Born In Ruins
Basic Unit Productions
We’ve written so much about the dark techno/EBM crossover that’s been heating warehouse floors from LA to Berlin so much we’re surprised we haven’t yet woken up to find that the website’s been magically transformed into The Fader overnight. Both from within and without of Our Thing, producers are finding a live wire in welding EBM basslines to techno percussion, in adding industrial grit and fuzz to minimal nodders. Whether you trace this hybrid style back to Fixmer/McCarthy or whether you claim that one genre is, in fact, the direct ancestor of the other, has become somewhat irrelevant. If you’re tracking electronic music of any stripe remotely seriously, someone, whether it’s Perc or Ancient Methods or Blac Kolor, is bringing this metallic beat to your door.
Haujobb’s Basic Unit Productions label has been delivering the goods to listeners who might’ve showed up for Dejan and Daniel’s latest, but are sticking around for the new noise. From their Frost Vol. 1 comp onward they’ve been drawing clear lines between their own ambitious post-industrial sound and the techno realms which have been influencing Haujobb for decades, and so it seems right that they’re the ones to release the second LP from Hendrick Grothe’s Blac Kolor project, which shows just how much flex and bend there can be in this newly rediscovered alliance without breaking its core truce. Born In Ruins rearranges the elements which made Wide Noise such a confident debut, underscoring how much can be wrought from atmospherics in this new dark age.

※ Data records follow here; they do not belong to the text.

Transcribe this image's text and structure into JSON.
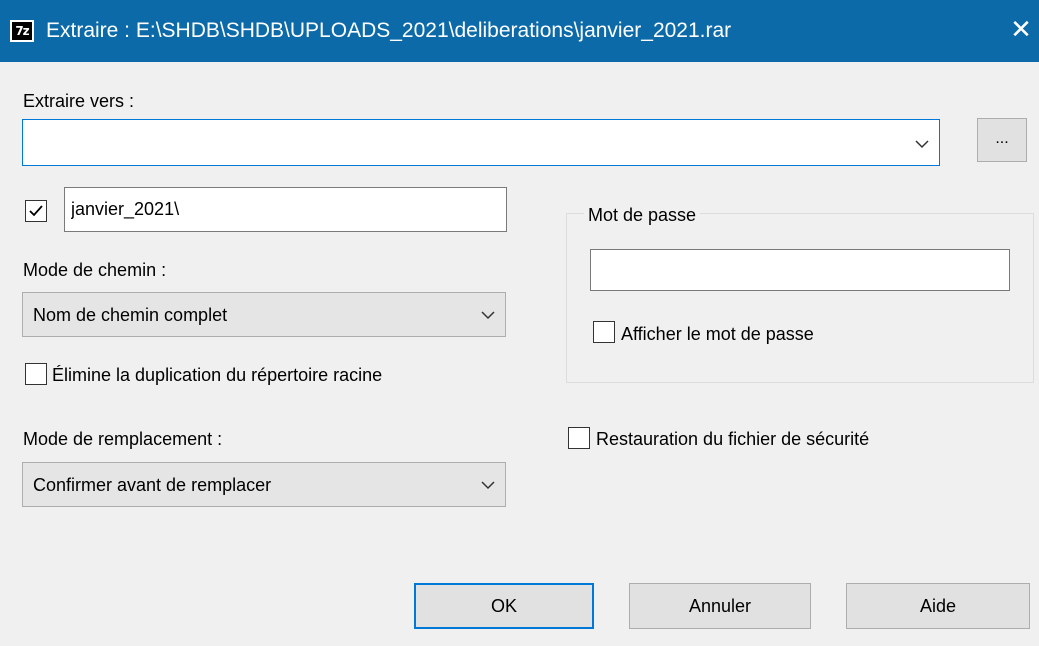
{
  "window": {
    "app_icon_text": "7z",
    "title": "Extraire : E:\\SHDB\\SHDB\\UPLOADS_2021\\deliberations\\janvier_2021.rar",
    "close_glyph": "✕"
  },
  "extract_to": {
    "label": "Extraire vers :",
    "value": "",
    "browse_label": "..."
  },
  "folder": {
    "checked": true,
    "value": "janvier_2021\\"
  },
  "path_mode": {
    "label": "Mode de chemin :",
    "selected": "Nom de chemin complet"
  },
  "eliminate_duplication": {
    "label": "Élimine la duplication du répertoire racine",
    "checked": false
  },
  "overwrite_mode": {
    "label": "Mode de remplacement :",
    "selected": "Confirmer avant de remplacer"
  },
  "password": {
    "group_title": "Mot de passe",
    "value": "",
    "show_label": "Afficher le mot de passe",
    "show_checked": false
  },
  "restore_security": {
    "label": "Restauration du fichier de sécurité",
    "checked": false
  },
  "buttons": {
    "ok": "OK",
    "cancel": "Annuler",
    "help": "Aide"
  },
  "colors": {
    "titlebar": "#0c6aa8",
    "focus": "#0078d7"
  }
}
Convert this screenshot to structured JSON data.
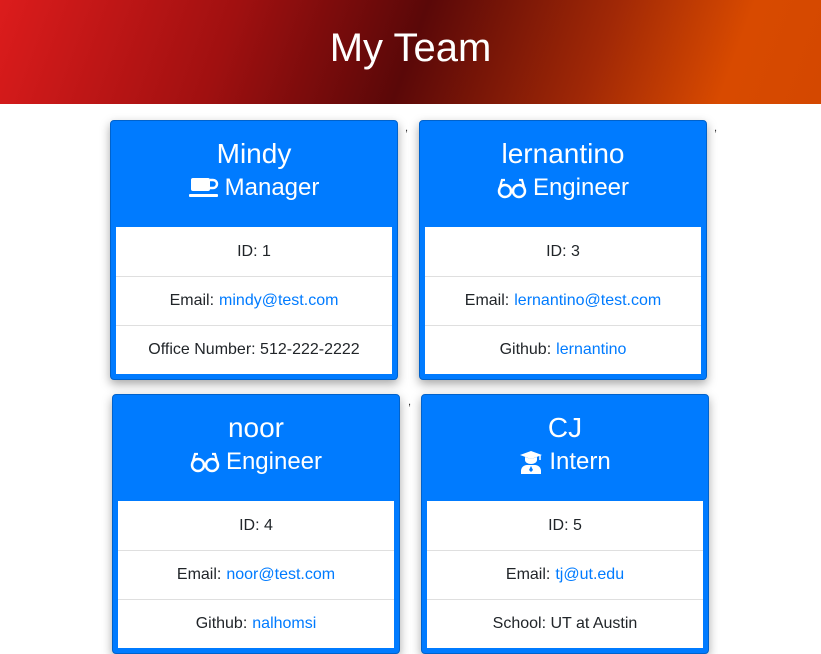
{
  "header": {
    "title": "My Team"
  },
  "separator": ",",
  "cards": [
    {
      "name": "Mindy",
      "role": "Manager",
      "role_icon": "coffee-mug-icon",
      "id_text": "ID: 1",
      "email_label": "Email:",
      "email": "mindy@test.com",
      "extra_label": "Office Number: 512-222-2222",
      "extra_value": ""
    },
    {
      "name": "lernantino",
      "role": "Engineer",
      "role_icon": "glasses-icon",
      "id_text": "ID: 3",
      "email_label": "Email:",
      "email": "lernantino@test.com",
      "extra_label": "Github:",
      "extra_value": "lernantino"
    },
    {
      "name": "noor",
      "role": "Engineer",
      "role_icon": "glasses-icon",
      "id_text": "ID: 4",
      "email_label": "Email:",
      "email": "noor@test.com",
      "extra_label": "Github:",
      "extra_value": "nalhomsi"
    },
    {
      "name": "CJ",
      "role": "Intern",
      "role_icon": "graduate-icon",
      "id_text": "ID: 5",
      "email_label": "Email:",
      "email": "tj@ut.edu",
      "extra_label": "School: UT at Austin",
      "extra_value": ""
    }
  ]
}
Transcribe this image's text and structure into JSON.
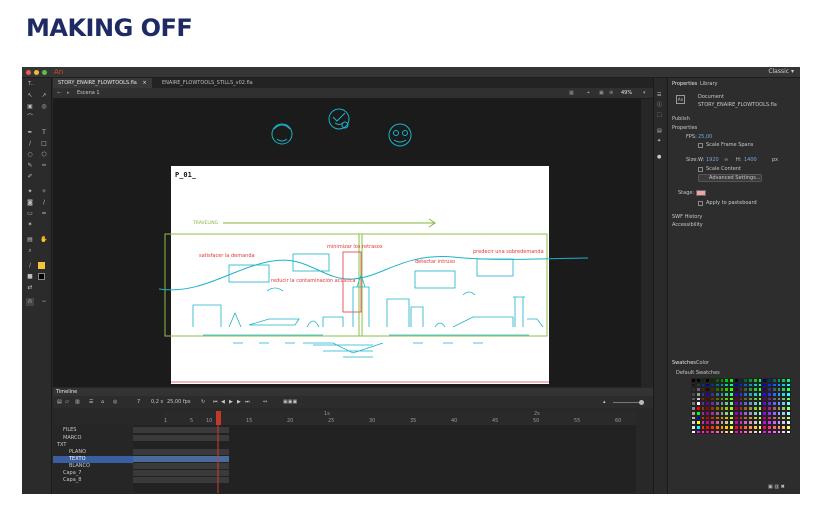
{
  "page": {
    "heading": "MAKING OFF"
  },
  "app": {
    "logo": "An",
    "workspace": "Classic ▾",
    "tabs": [
      {
        "label": "STORY_ENAIRE_FLOWTOOLS.fla"
      },
      {
        "label": "ENAIRE_FLOWTOOLS_STILLS_v02.fla"
      }
    ],
    "tab_close": "×",
    "scene": "Escena 1",
    "zoom": "49%"
  },
  "stage": {
    "panel_id": "P_01_",
    "traveling": "TRAVELING",
    "annotations": [
      "satisfacer la demanda",
      "minimizar los retrasos",
      "detectar intruso",
      "predecir una sobredemanda",
      "reducir la contaminación acústica"
    ]
  },
  "timeline": {
    "title": "Timeline",
    "frame": "7",
    "time": "0,2 s",
    "fps": "25,00 fps",
    "ruler_ticks": [
      "1",
      "5",
      "10",
      "15",
      "20",
      "25",
      "30",
      "35",
      "40",
      "45",
      "50",
      "55",
      "60"
    ],
    "ruler_sec": [
      "1s",
      "2s"
    ],
    "layers": [
      "FILES",
      "MARCO",
      "TXT",
      "PLANO",
      "TEXTO",
      "BLANCO",
      "Capa_7",
      "Capa_8"
    ]
  },
  "properties": {
    "tab_properties": "Properties",
    "tab_library": "Library",
    "type": "Document",
    "doc_name": "STORY_ENAIRE_FLOWTOOLS.fla",
    "publish": "Publish",
    "props": "Properties",
    "fps_label": "FPS:",
    "fps_value": "25,00",
    "scale_spans": "Scale Frame Spans",
    "size_label": "Size:",
    "w_label": "W:",
    "w_value": "1920",
    "h_label": "H:",
    "h_value": "1400",
    "unit": "px",
    "scale_content": "Scale Content",
    "advanced": "Advanced Settings...",
    "stage_label": "Stage:",
    "stage_color": "#f2a3a3",
    "apply_paste": "Apply to pasteboard",
    "swf_history": "SWF History",
    "accessibility": "Accessibility"
  },
  "swatches": {
    "tab_swatches": "Swatches",
    "tab_color": "Color",
    "group": "Default Swatches"
  },
  "colors": {
    "heading": "#1d2a63",
    "annot": "#e23636",
    "sketch": "#1ab3c9",
    "traveling": "#7fb83b"
  }
}
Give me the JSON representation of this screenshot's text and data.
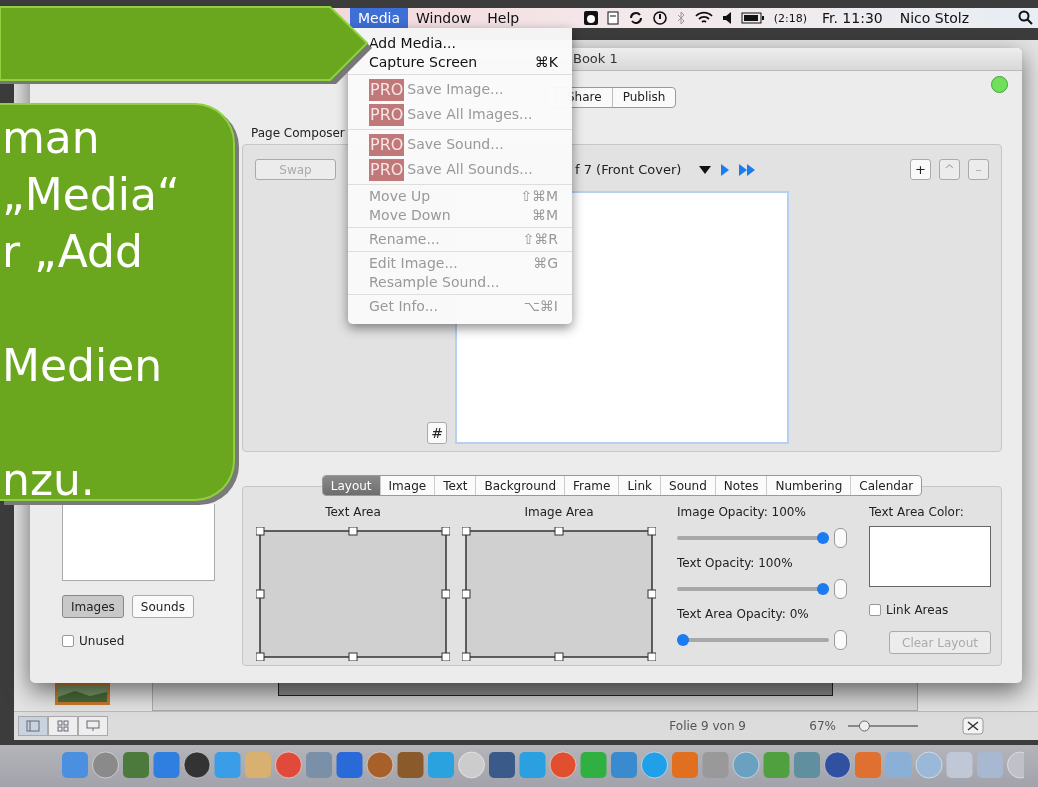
{
  "menu_bar": {
    "menus": [
      {
        "label": "Media",
        "selected": true
      },
      {
        "label": "Window",
        "selected": false
      },
      {
        "label": "Help",
        "selected": false
      }
    ],
    "battery_time": "(2:18)",
    "clock": "Fr. 11:30",
    "user": "Nico Stolz"
  },
  "media_menu": {
    "groups": [
      {
        "items": [
          {
            "label": "Add Media...",
            "enabled": true
          },
          {
            "label": "Capture Screen",
            "shortcut": "⌘K",
            "enabled": true
          }
        ]
      },
      {
        "items": [
          {
            "badge": "PRO",
            "label": "Save Image...",
            "enabled": false
          },
          {
            "badge": "PRO",
            "label": "Save All Images...",
            "enabled": false
          }
        ]
      },
      {
        "items": [
          {
            "badge": "PRO",
            "label": "Save Sound...",
            "enabled": false
          },
          {
            "badge": "PRO",
            "label": "Save All Sounds...",
            "enabled": false
          }
        ]
      },
      {
        "items": [
          {
            "label": "Move Up",
            "shortcut": "⇧⌘M",
            "enabled": false
          },
          {
            "label": "Move Down",
            "shortcut": "⌘M",
            "enabled": false
          }
        ]
      },
      {
        "items": [
          {
            "label": "Rename...",
            "shortcut": "⇧⌘R",
            "enabled": false
          }
        ]
      },
      {
        "items": [
          {
            "label": "Edit Image...",
            "shortcut": "⌘G",
            "enabled": false
          },
          {
            "label": "Resample Sound...",
            "enabled": false
          }
        ]
      },
      {
        "items": [
          {
            "label": "Get Info...",
            "shortcut": "⌥⌘I",
            "enabled": false
          }
        ]
      }
    ]
  },
  "instruction_callout": {
    "paragraphs": [
      {
        "lines": [
          "man",
          "„Media“",
          "r „Add"
        ]
      },
      {
        "lines": [
          "Medien"
        ]
      },
      {
        "lines": [
          "nzu."
        ]
      }
    ]
  },
  "window": {
    "title": "Book 1",
    "toolbar": [
      {
        "label": "Share"
      },
      {
        "label": "Publish"
      }
    ]
  },
  "sidebar": {
    "buttons": [
      {
        "label": "Images",
        "selected": true
      },
      {
        "label": "Sounds",
        "selected": false
      }
    ],
    "unused": {
      "label": "Unused",
      "checked": false
    }
  },
  "page_composer": {
    "title": "Page Composer",
    "swap": {
      "label": "Swap",
      "disabled": true
    },
    "page_indicator": "f 7 (Front Cover)",
    "grid_button": "#",
    "buttons": [
      {
        "label": "+",
        "disabled": false
      },
      {
        "label": "^",
        "disabled": true
      },
      {
        "label": "–",
        "disabled": true
      }
    ]
  },
  "inspector": {
    "tabs": [
      {
        "label": "Layout",
        "selected": true
      },
      {
        "label": "Image",
        "selected": false
      },
      {
        "label": "Text",
        "selected": false
      },
      {
        "label": "Background",
        "selected": false
      },
      {
        "label": "Frame",
        "selected": false
      },
      {
        "label": "Link",
        "selected": false
      },
      {
        "label": "Sound",
        "selected": false
      },
      {
        "label": "Notes",
        "selected": false
      },
      {
        "label": "Numbering",
        "selected": false
      },
      {
        "label": "Calendar",
        "selected": false
      }
    ],
    "text_area_label": "Text Area",
    "image_area_label": "Image Area",
    "sliders": [
      {
        "label": "Image Opacity: 100%",
        "level": 1
      },
      {
        "label": "Text Opacity: 100%",
        "level": 1
      },
      {
        "label": "Text Area Opacity: 0%",
        "level": 0
      }
    ],
    "color_label": "Text Area Color:",
    "link_areas": {
      "label": "Link Areas",
      "checked": false
    },
    "clear": {
      "label": "Clear Layout",
      "disabled": true
    }
  },
  "background_window": {
    "slide_status": "Folie 9 von 9",
    "zoom": "67%",
    "zoom_slider": {
      "level": 0.2
    }
  }
}
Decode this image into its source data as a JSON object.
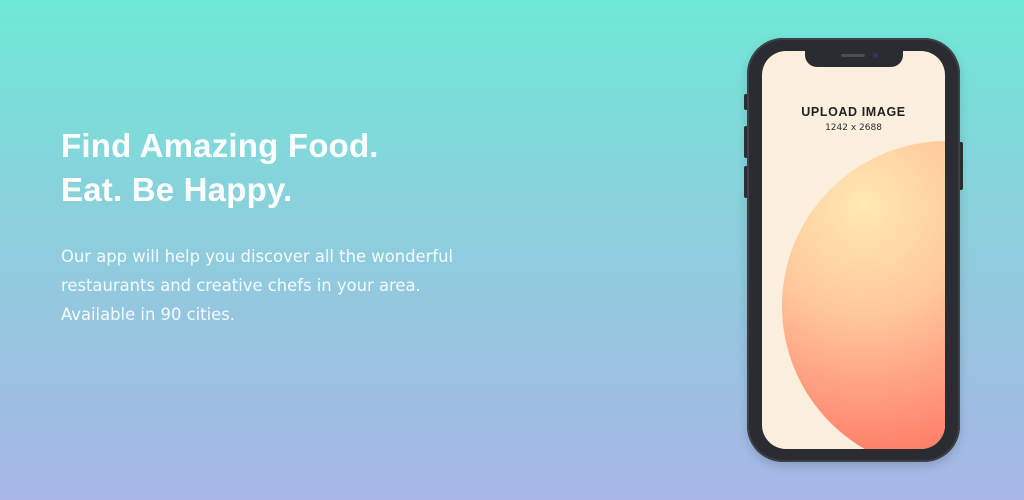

Wide Noise was a percussively insistent record back to front. Born In Ruins certainly isn’t lacking in rhythm – scraping clicks and heart-shuddering bass fill out nearly all of its tracks, especially on the latter half – but rather than trying to plate a series of bangers, Grothe’s approach seems to be to put the focus on atmosphere first. Swirling storm clouds of pads and rumbling engines turning over mark the entry point of “Spirits”, and a similar, woozy sense of dread is communicated by follow-up track “Terpentin”. When things do coalesce into more strident beat-driven arrangements, it feels like a byproduct of different organic elements of the soupy haze Grothe’s concocted coming into contact with each other and causing all manner of friction, rather than a strictly planned rhythmic programme. Even better are the grandiose tunes which manage to build numerous peaks and breaks in a short space of time without ever sacrificing mood for rhythm, like the cinematic title track or closer “Wanderings” which contrasts some classic dark electro programming against a shuddering foundation in which the distinction between percussion and harmonic can no longer be made out.
It’s really difficult to overstate how fully realized the ambiance of this record is throughout its run time. Rather than taking the backseat to rhythms, even on denser tracks like “Collision”, the pads and drones lurk and hover over the listener’s head like Count Orlok’s shadow. In retrospect, the recently released Stormfly EP feels more like a clearing house of rhythmically insistent tracks which Grothe wanted to release in order to make way for Born In Ruins‘ ambitious expansion and deconstruction of Blac Kolor’s sound to date. If this new hybrid sound is cropping up in as many scenes and cities as it seems to be, we can only hope that there’ll be half as many directions for its more talented producers to strike out at. Born In Ruins is a thrilling step in that journey, and hopefully a strong sign of things to come.
I hadn’t heard this artist before. After listening to this track, I felt compelled to dig into my dusty mp3 archives to listen to Intermix, one of FLA’s early techno/industrial mashup and pre-Semantic Spaces Delerium. Can it be traced to Fixmer/McCarthy, or is that just the latest reinvention?
It’s definitely an ongoing dialectic, and something that plenty of people have tapped into right back to the mid 80s. I think you’d be hard-pressed to say that EBM or post-industrial would have anything close to the history and range they have today were it not for cross-pollination with the earliest forms of techno. I think what’s interesting about this latest version is that it’s also connecting that dialectic to the even earlier atmospheres and grime of original industrial and power electronics.